◆ What is needed: Only the text of the records belongs in the answer; the pictures must be dropped.

Excerpts from an interface dataset:
:::::

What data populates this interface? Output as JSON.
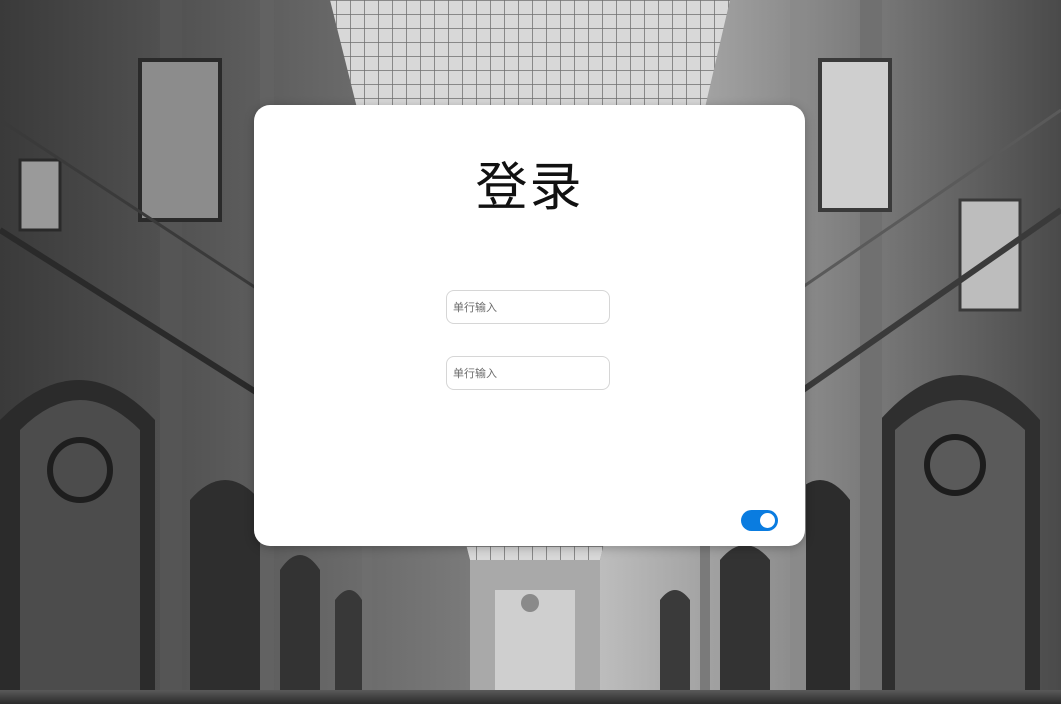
{
  "login": {
    "title": "登录",
    "username_placeholder": "单行输入",
    "password_placeholder": "单行输入",
    "toggle_state": "on"
  },
  "colors": {
    "card_background": "#ffffff",
    "toggle_on": "#0a7ce0",
    "field_border": "#d6d6d6"
  }
}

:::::

◆ Answer box:
What data populates this interface? Output as JSON.
{
  "login": {
    "title": "登录",
    "username_placeholder": "单行输入",
    "password_placeholder": "单行输入",
    "toggle_state": "on"
  },
  "colors": {
    "card_background": "#ffffff",
    "toggle_on": "#0a7ce0",
    "field_border": "#d6d6d6"
  }
}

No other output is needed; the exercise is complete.